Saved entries
--- START ---
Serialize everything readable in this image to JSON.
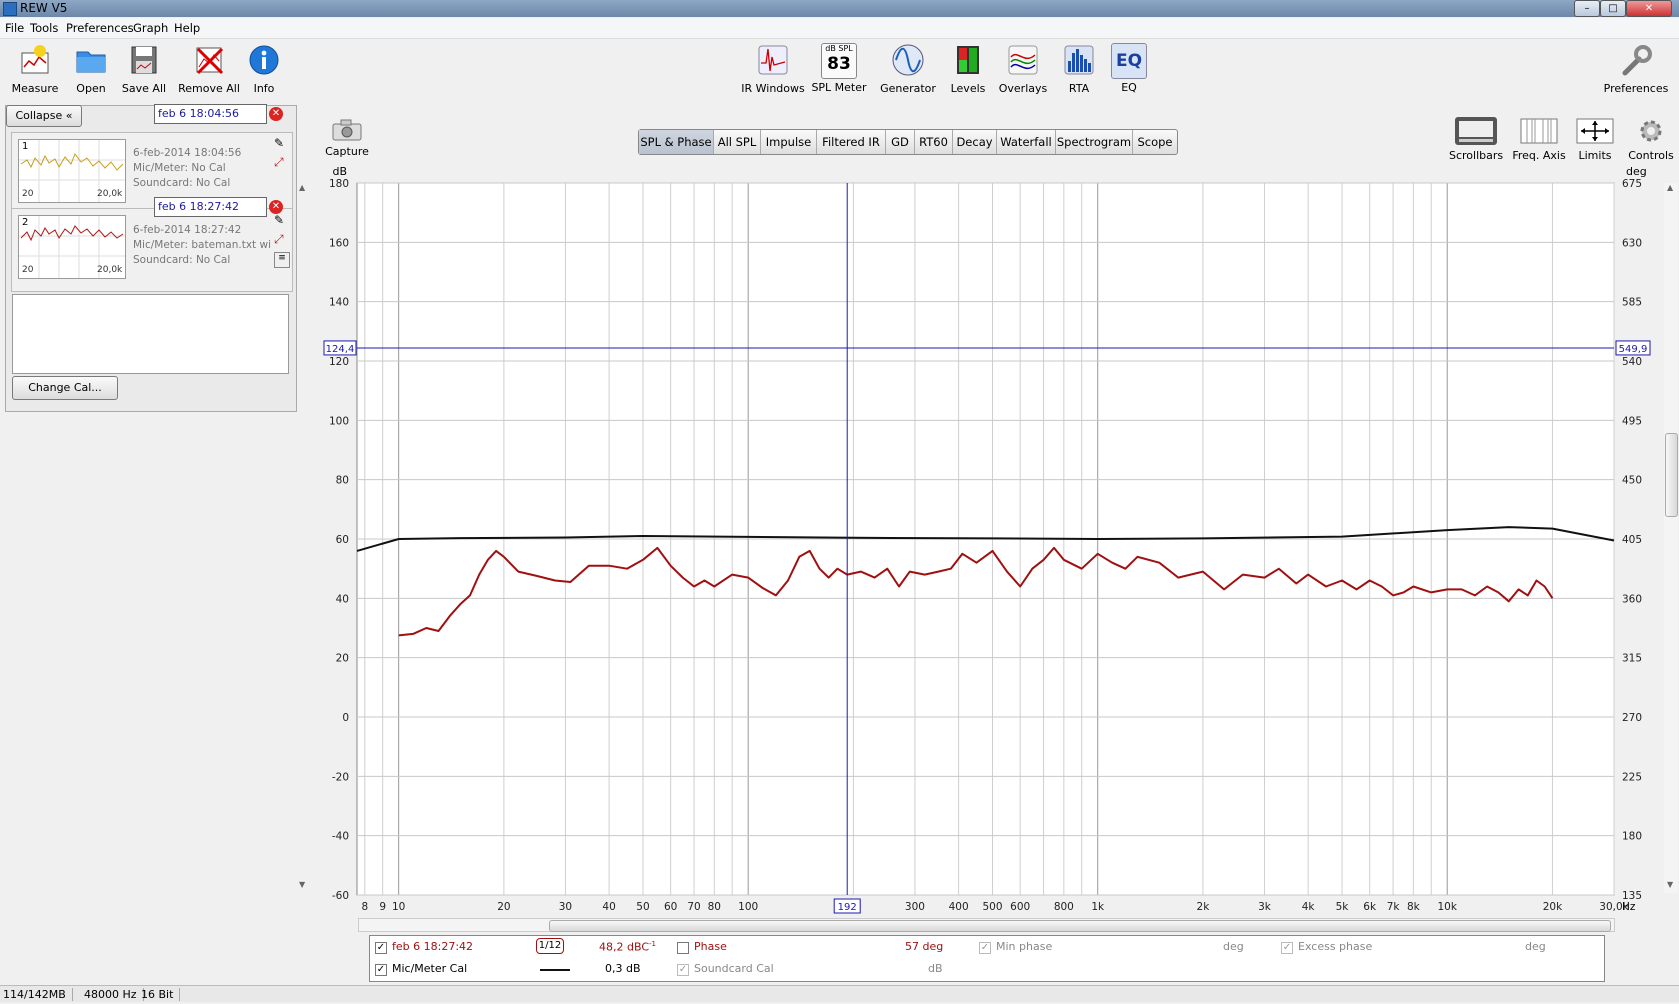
{
  "window": {
    "title": "REW V5"
  },
  "menu": [
    "File",
    "Tools",
    "Preferences",
    "Graph",
    "Help"
  ],
  "toolbar_left": [
    {
      "label": "Measure",
      "icon": "measure-icon"
    },
    {
      "label": "Open",
      "icon": "folder-icon"
    },
    {
      "label": "Save All",
      "icon": "save-icon"
    },
    {
      "label": "Remove All",
      "icon": "remove-icon"
    },
    {
      "label": "Info",
      "icon": "info-icon"
    }
  ],
  "toolbar_center": [
    {
      "label": "IR Windows",
      "icon": "ir-windows-icon"
    },
    {
      "label": "SPL Meter",
      "icon": "spl-meter-icon",
      "top": "dB SPL",
      "value": "83"
    },
    {
      "label": "Generator",
      "icon": "generator-icon"
    },
    {
      "label": "Levels",
      "icon": "levels-icon"
    },
    {
      "label": "Overlays",
      "icon": "overlays-icon"
    },
    {
      "label": "RTA",
      "icon": "rta-icon"
    },
    {
      "label": "EQ",
      "icon": "eq-icon",
      "text": "EQ"
    }
  ],
  "toolbar_right": {
    "label": "Preferences",
    "icon": "wrench-icon"
  },
  "panel": {
    "collapse_label": "Collapse",
    "change_cal_label": "Change Cal...",
    "measurements": [
      {
        "num": "1",
        "name": "feb 6 18:04:56",
        "date": "6-feb-2014 18:04:56",
        "mic": "Mic/Meter: No Cal",
        "soundcard": "Soundcard: No Cal",
        "thumb_min": "20",
        "thumb_max": "20,0k",
        "color": "#c8a020"
      },
      {
        "num": "2",
        "name": "feb 6 18:27:42",
        "date": "6-feb-2014 18:27:42",
        "mic": "Mic/Meter: bateman.txt wi",
        "soundcard": "Soundcard: No Cal",
        "thumb_min": "20",
        "thumb_max": "20,0k",
        "color": "#b01818"
      }
    ]
  },
  "capture": {
    "label": "Capture"
  },
  "graph_tabs": [
    "SPL & Phase",
    "All SPL",
    "Impulse",
    "Filtered IR",
    "GD",
    "RT60",
    "Decay",
    "Waterfall",
    "Spectrogram",
    "Scope"
  ],
  "graph_tabs_selected": "SPL & Phase",
  "right_controls": [
    "Scrollbars",
    "Freq. Axis",
    "Limits",
    "Controls"
  ],
  "chart_data": {
    "type": "line",
    "x_scale": "log",
    "xlim": [
      7.6,
      30000
    ],
    "ylim": [
      -60,
      180
    ],
    "y2lim": [
      135,
      675
    ],
    "ylabel": "dB",
    "y2label": "deg",
    "xunit": "Hz",
    "y_ticks": [
      180,
      160,
      140,
      120,
      100,
      80,
      60,
      40,
      20,
      0,
      -20,
      -40,
      -60
    ],
    "y2_ticks": [
      675,
      630,
      585,
      540,
      495,
      450,
      405,
      360,
      315,
      270,
      225,
      180,
      135
    ],
    "x_ticks": [
      {
        "v": 8,
        "l": "8"
      },
      {
        "v": 9,
        "l": "9"
      },
      {
        "v": 10,
        "l": "10"
      },
      {
        "v": 20,
        "l": "20"
      },
      {
        "v": 30,
        "l": "30"
      },
      {
        "v": 40,
        "l": "40"
      },
      {
        "v": 50,
        "l": "50"
      },
      {
        "v": 60,
        "l": "60"
      },
      {
        "v": 70,
        "l": "70"
      },
      {
        "v": 80,
        "l": "80"
      },
      {
        "v": 100,
        "l": "100"
      },
      {
        "v": 300,
        "l": "300"
      },
      {
        "v": 400,
        "l": "400"
      },
      {
        "v": 500,
        "l": "500"
      },
      {
        "v": 600,
        "l": "600"
      },
      {
        "v": 800,
        "l": "800"
      },
      {
        "v": 1000,
        "l": "1k"
      },
      {
        "v": 2000,
        "l": "2k"
      },
      {
        "v": 3000,
        "l": "3k"
      },
      {
        "v": 4000,
        "l": "4k"
      },
      {
        "v": 5000,
        "l": "5k"
      },
      {
        "v": 6000,
        "l": "6k"
      },
      {
        "v": 7000,
        "l": "7k"
      },
      {
        "v": 8000,
        "l": "8k"
      },
      {
        "v": 10000,
        "l": "10k"
      },
      {
        "v": 20000,
        "l": "20k"
      },
      {
        "v": 30000,
        "l": "30,0k"
      }
    ],
    "cursor": {
      "x": 192,
      "x_label": "192",
      "y": 124.4,
      "y_label": "124,4",
      "y2_label": "549,9"
    },
    "series": [
      {
        "name": "Mic/Meter Cal",
        "color": "#111111",
        "x": [
          7.6,
          10,
          15,
          30,
          50,
          100,
          200,
          500,
          1000,
          2000,
          5000,
          10000,
          15000,
          20000,
          30000
        ],
        "y": [
          56,
          60,
          60.3,
          60.5,
          61,
          60.7,
          60.4,
          60.2,
          60,
          60.2,
          60.8,
          63,
          64,
          63.5,
          59.5
        ]
      },
      {
        "name": "feb 6 18:27:42",
        "color": "#a01010",
        "x": [
          10,
          11,
          12,
          13,
          14,
          15,
          16,
          17,
          18,
          19,
          20,
          22,
          25,
          28,
          31,
          35,
          40,
          45,
          50,
          55,
          60,
          65,
          70,
          75,
          80,
          90,
          100,
          110,
          120,
          130,
          140,
          150,
          160,
          170,
          180,
          192,
          210,
          230,
          250,
          270,
          290,
          320,
          350,
          380,
          410,
          450,
          500,
          550,
          600,
          650,
          700,
          750,
          800,
          900,
          1000,
          1100,
          1200,
          1300,
          1500,
          1700,
          2000,
          2300,
          2600,
          3000,
          3300,
          3700,
          4000,
          4500,
          5000,
          5500,
          6000,
          6500,
          7000,
          7500,
          8000,
          9000,
          10000,
          11000,
          12000,
          13000,
          14000,
          15000,
          16000,
          17000,
          18000,
          19000,
          20000
        ],
        "y": [
          27.5,
          28,
          30,
          29,
          34,
          38,
          41,
          48,
          53,
          56,
          54,
          49,
          47.5,
          46,
          45.5,
          51,
          51,
          50,
          53,
          57,
          51,
          47,
          44,
          46,
          44,
          48,
          47,
          43.5,
          41,
          46,
          54,
          56,
          50,
          47,
          50,
          48,
          49,
          47,
          50,
          44,
          49,
          48,
          49,
          50,
          55,
          52,
          56,
          49,
          44,
          50,
          53,
          57,
          53,
          50,
          55,
          52,
          50,
          54,
          52,
          47,
          49,
          43,
          48,
          47,
          50,
          45,
          48,
          44,
          46,
          43,
          46,
          44,
          41,
          42,
          44,
          42,
          43,
          43,
          41,
          44,
          42,
          39,
          43,
          41,
          46,
          44,
          40
        ]
      }
    ]
  },
  "legend": {
    "rows": [
      {
        "name": "feb 6 18:27:42",
        "smoothing": "1/12",
        "value": "48,2 dBC",
        "value_sup": "-1",
        "phase_label": "Phase",
        "phase_value": "57 deg",
        "min_phase": "Min phase",
        "min_unit": "deg",
        "excess": "Excess phase",
        "excess_unit": "deg"
      },
      {
        "name": "Mic/Meter Cal",
        "value": "0,3 dB",
        "soundcard": "Soundcard Cal",
        "soundcard_unit": "dB"
      }
    ]
  },
  "status": [
    "114/142MB",
    "48000 Hz",
    "16 Bit"
  ]
}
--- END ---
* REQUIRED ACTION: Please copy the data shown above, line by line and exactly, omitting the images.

* TASK SOLUTION:
Serialize everything readable in this image to JSON.
{
  "window": {
    "title": "REW V5"
  },
  "menu": [
    "File",
    "Tools",
    "Preferences",
    "Graph",
    "Help"
  ],
  "toolbar_left": [
    {
      "label": "Measure",
      "icon": "measure-icon"
    },
    {
      "label": "Open",
      "icon": "folder-icon"
    },
    {
      "label": "Save All",
      "icon": "save-icon"
    },
    {
      "label": "Remove All",
      "icon": "remove-icon"
    },
    {
      "label": "Info",
      "icon": "info-icon"
    }
  ],
  "toolbar_center": [
    {
      "label": "IR Windows",
      "icon": "ir-windows-icon"
    },
    {
      "label": "SPL Meter",
      "icon": "spl-meter-icon",
      "top": "dB SPL",
      "value": "83"
    },
    {
      "label": "Generator",
      "icon": "generator-icon"
    },
    {
      "label": "Levels",
      "icon": "levels-icon"
    },
    {
      "label": "Overlays",
      "icon": "overlays-icon"
    },
    {
      "label": "RTA",
      "icon": "rta-icon"
    },
    {
      "label": "EQ",
      "icon": "eq-icon",
      "text": "EQ"
    }
  ],
  "toolbar_right": {
    "label": "Preferences",
    "icon": "wrench-icon"
  },
  "panel": {
    "collapse_label": "Collapse",
    "change_cal_label": "Change Cal...",
    "measurements": [
      {
        "num": "1",
        "name": "feb 6 18:04:56",
        "date": "6-feb-2014 18:04:56",
        "mic": "Mic/Meter: No Cal",
        "soundcard": "Soundcard: No Cal",
        "thumb_min": "20",
        "thumb_max": "20,0k",
        "color": "#c8a020"
      },
      {
        "num": "2",
        "name": "feb 6 18:27:42",
        "date": "6-feb-2014 18:27:42",
        "mic": "Mic/Meter: bateman.txt wi",
        "soundcard": "Soundcard: No Cal",
        "thumb_min": "20",
        "thumb_max": "20,0k",
        "color": "#b01818"
      }
    ]
  },
  "capture": {
    "label": "Capture"
  },
  "graph_tabs": [
    "SPL & Phase",
    "All SPL",
    "Impulse",
    "Filtered IR",
    "GD",
    "RT60",
    "Decay",
    "Waterfall",
    "Spectrogram",
    "Scope"
  ],
  "graph_tabs_selected": "SPL & Phase",
  "right_controls": [
    "Scrollbars",
    "Freq. Axis",
    "Limits",
    "Controls"
  ],
  "chart_data": {
    "type": "line",
    "x_scale": "log",
    "xlim": [
      7.6,
      30000
    ],
    "ylim": [
      -60,
      180
    ],
    "y2lim": [
      135,
      675
    ],
    "ylabel": "dB",
    "y2label": "deg",
    "xunit": "Hz",
    "y_ticks": [
      180,
      160,
      140,
      120,
      100,
      80,
      60,
      40,
      20,
      0,
      -20,
      -40,
      -60
    ],
    "y2_ticks": [
      675,
      630,
      585,
      540,
      495,
      450,
      405,
      360,
      315,
      270,
      225,
      180,
      135
    ],
    "x_ticks": [
      {
        "v": 8,
        "l": "8"
      },
      {
        "v": 9,
        "l": "9"
      },
      {
        "v": 10,
        "l": "10"
      },
      {
        "v": 20,
        "l": "20"
      },
      {
        "v": 30,
        "l": "30"
      },
      {
        "v": 40,
        "l": "40"
      },
      {
        "v": 50,
        "l": "50"
      },
      {
        "v": 60,
        "l": "60"
      },
      {
        "v": 70,
        "l": "70"
      },
      {
        "v": 80,
        "l": "80"
      },
      {
        "v": 100,
        "l": "100"
      },
      {
        "v": 300,
        "l": "300"
      },
      {
        "v": 400,
        "l": "400"
      },
      {
        "v": 500,
        "l": "500"
      },
      {
        "v": 600,
        "l": "600"
      },
      {
        "v": 800,
        "l": "800"
      },
      {
        "v": 1000,
        "l": "1k"
      },
      {
        "v": 2000,
        "l": "2k"
      },
      {
        "v": 3000,
        "l": "3k"
      },
      {
        "v": 4000,
        "l": "4k"
      },
      {
        "v": 5000,
        "l": "5k"
      },
      {
        "v": 6000,
        "l": "6k"
      },
      {
        "v": 7000,
        "l": "7k"
      },
      {
        "v": 8000,
        "l": "8k"
      },
      {
        "v": 10000,
        "l": "10k"
      },
      {
        "v": 20000,
        "l": "20k"
      },
      {
        "v": 30000,
        "l": "30,0k"
      }
    ],
    "cursor": {
      "x": 192,
      "x_label": "192",
      "y": 124.4,
      "y_label": "124,4",
      "y2_label": "549,9"
    },
    "series": [
      {
        "name": "Mic/Meter Cal",
        "color": "#111111",
        "x": [
          7.6,
          10,
          15,
          30,
          50,
          100,
          200,
          500,
          1000,
          2000,
          5000,
          10000,
          15000,
          20000,
          30000
        ],
        "y": [
          56,
          60,
          60.3,
          60.5,
          61,
          60.7,
          60.4,
          60.2,
          60,
          60.2,
          60.8,
          63,
          64,
          63.5,
          59.5
        ]
      },
      {
        "name": "feb 6 18:27:42",
        "color": "#a01010",
        "x": [
          10,
          11,
          12,
          13,
          14,
          15,
          16,
          17,
          18,
          19,
          20,
          22,
          25,
          28,
          31,
          35,
          40,
          45,
          50,
          55,
          60,
          65,
          70,
          75,
          80,
          90,
          100,
          110,
          120,
          130,
          140,
          150,
          160,
          170,
          180,
          192,
          210,
          230,
          250,
          270,
          290,
          320,
          350,
          380,
          410,
          450,
          500,
          550,
          600,
          650,
          700,
          750,
          800,
          900,
          1000,
          1100,
          1200,
          1300,
          1500,
          1700,
          2000,
          2300,
          2600,
          3000,
          3300,
          3700,
          4000,
          4500,
          5000,
          5500,
          6000,
          6500,
          7000,
          7500,
          8000,
          9000,
          10000,
          11000,
          12000,
          13000,
          14000,
          15000,
          16000,
          17000,
          18000,
          19000,
          20000
        ],
        "y": [
          27.5,
          28,
          30,
          29,
          34,
          38,
          41,
          48,
          53,
          56,
          54,
          49,
          47.5,
          46,
          45.5,
          51,
          51,
          50,
          53,
          57,
          51,
          47,
          44,
          46,
          44,
          48,
          47,
          43.5,
          41,
          46,
          54,
          56,
          50,
          47,
          50,
          48,
          49,
          47,
          50,
          44,
          49,
          48,
          49,
          50,
          55,
          52,
          56,
          49,
          44,
          50,
          53,
          57,
          53,
          50,
          55,
          52,
          50,
          54,
          52,
          47,
          49,
          43,
          48,
          47,
          50,
          45,
          48,
          44,
          46,
          43,
          46,
          44,
          41,
          42,
          44,
          42,
          43,
          43,
          41,
          44,
          42,
          39,
          43,
          41,
          46,
          44,
          40
        ]
      }
    ]
  },
  "legend": {
    "rows": [
      {
        "name": "feb 6 18:27:42",
        "smoothing": "1/12",
        "value": "48,2 dBC",
        "value_sup": "-1",
        "phase_label": "Phase",
        "phase_value": "57 deg",
        "min_phase": "Min phase",
        "min_unit": "deg",
        "excess": "Excess phase",
        "excess_unit": "deg"
      },
      {
        "name": "Mic/Meter Cal",
        "value": "0,3 dB",
        "soundcard": "Soundcard Cal",
        "soundcard_unit": "dB"
      }
    ]
  },
  "status": [
    "114/142MB",
    "48000 Hz",
    "16 Bit"
  ]
}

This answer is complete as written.